The R&I Editorial Team can be reached at [email protected]

2018 Risk All Stars

Stop Mitigating Risk. Start Conquering It Like These 2018 Risk All Stars

The concept of risk mastery and ownership, as displayed by the 2018 Risk All Stars, includes not simply seeking to control outcomes but taking full responsibility for them.
By: | September 14, 2018 • 3 min read

People talk a lot about how risk managers can get a seat at the table. The discussion implies that the risk manager is an outsider, striving to get the ear or the attention of an insider, the CEO or CFO.


But there are risk managers who go about things in a different way. And the 2018 Risk All Stars are prime examples of that.

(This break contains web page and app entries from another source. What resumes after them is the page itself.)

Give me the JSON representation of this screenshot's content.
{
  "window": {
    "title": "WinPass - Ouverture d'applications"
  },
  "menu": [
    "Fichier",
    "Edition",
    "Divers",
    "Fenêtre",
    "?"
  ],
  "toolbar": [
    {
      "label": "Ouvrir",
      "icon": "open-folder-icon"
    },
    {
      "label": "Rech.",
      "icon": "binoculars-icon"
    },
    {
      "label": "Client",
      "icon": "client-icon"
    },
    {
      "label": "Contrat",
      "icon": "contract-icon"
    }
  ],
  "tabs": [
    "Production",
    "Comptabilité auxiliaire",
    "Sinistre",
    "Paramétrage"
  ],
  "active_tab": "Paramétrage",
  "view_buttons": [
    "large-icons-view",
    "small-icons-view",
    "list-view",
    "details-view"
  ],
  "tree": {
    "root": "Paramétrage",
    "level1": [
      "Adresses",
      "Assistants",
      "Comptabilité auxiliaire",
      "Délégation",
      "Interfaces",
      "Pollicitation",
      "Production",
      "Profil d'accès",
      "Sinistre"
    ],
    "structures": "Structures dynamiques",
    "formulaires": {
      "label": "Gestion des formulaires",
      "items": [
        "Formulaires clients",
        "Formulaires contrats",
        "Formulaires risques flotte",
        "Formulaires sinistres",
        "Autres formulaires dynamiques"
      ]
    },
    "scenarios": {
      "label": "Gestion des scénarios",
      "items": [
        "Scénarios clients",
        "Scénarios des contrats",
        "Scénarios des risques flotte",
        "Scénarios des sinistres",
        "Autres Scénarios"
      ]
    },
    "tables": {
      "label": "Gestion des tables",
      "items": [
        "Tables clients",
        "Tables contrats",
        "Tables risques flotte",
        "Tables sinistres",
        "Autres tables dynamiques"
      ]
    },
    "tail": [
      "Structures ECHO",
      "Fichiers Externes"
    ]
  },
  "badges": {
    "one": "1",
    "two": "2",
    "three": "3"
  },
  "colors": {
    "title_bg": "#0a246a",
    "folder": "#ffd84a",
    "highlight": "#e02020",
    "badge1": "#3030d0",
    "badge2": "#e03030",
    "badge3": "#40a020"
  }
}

These risk managers put in gear their passion, creativity and perseverance to become masters of a situation, pushing aside any notion that they are anything other than key players.

Goodyear’s Craig Melnick had only been with the global tire maker a few months when Hurricane Harvey dumped a record amount of rainfall on Houston.

Brilliant communication between Melnick and his new teammates gave him timely and valuable updates on the condition of manufacturing locations. Melnick remained in Akron, mastering the situation by moving inventory out of the storm’s path and making sure remediation crews were lined up ahead of time to give Goodyear its best leg up once the storm passed and the flood waters receded.

Goodyear’s resiliency in the face of the storm gave it credibility when it went to the insurance markets later that year for renewals. And here is where we hear a key phrase, produced by Kevin Garvey, one of Goodyear’s brokers at Aon.

“The markets always appreciate a risk manager who demonstrates ownership,” Garvey said, in what may be something of an understatement.

These risk managers put in gear their passion, creativity and perseverance to become masters of a situation, pushing aside any notion that they are anything other than key players.

Dianne Howard, a 2018 Risk All Star and the director of benefits and risk management for the Palm Beach County School District, achieved ownership of $50 million in property storm exposures for the district.

With FEMA saying it wouldn’t pay again for district storm losses it had already paid for, Howard went to the London markets and was successful in getting coverage. She also hammered out a deal in London that would partially reimburse the district if it suffered a mass shooting and needed to demolish a building, like what happened at Sandy Hook in Connecticut.

2018 Risk All Star Jim Cunningham was well-versed enough to know what traditional risk management theories would say when hospitality workers were suffering too many kitchen cuts. “Put a cut-prevention plan in place,” is the traditional wisdom.

But Cunningham, the vice president of risk management for the gaming company Pinnacle Entertainment, wasn’t satisfied with what looked to him like a Band-Aid approach.


Instead, he used predictive analytics, depending on his own team to assemble company-specific data, to determine which safety measures should be used company wide. The result? Claims frequency at the company dropped 60 percent in the first year of his program.

Alumine Bellone, a 2018 Risk All Star and the vice president of risk management for Ardent Health Services, faced an overwhelming task: Create a uniform risk management program when her hospital group grew from 14 hospitals in three states to 31 hospitals in seven.

Bellone owned the situation by visiting each facility right before the acquisition and again right after, to make sure each caregiving population was ready to integrate into a standardized risk management system.

After consolidating insurance policies, Bellone achieved $893,000 in synergies.

In each of these cases, and in more on the following pages, we see examples of risk managers who weren’t just knocking on the door; they were owning the room. &


Risk All Stars stand out from their peers by overcoming challenges through exceptional problem solving, creativity, clarity of vision and passion.

See the complete list of 2018 Risk All Stars.

Dan Reynolds is editor-in-chief of Risk & Insurance. He can be reached at [email protected]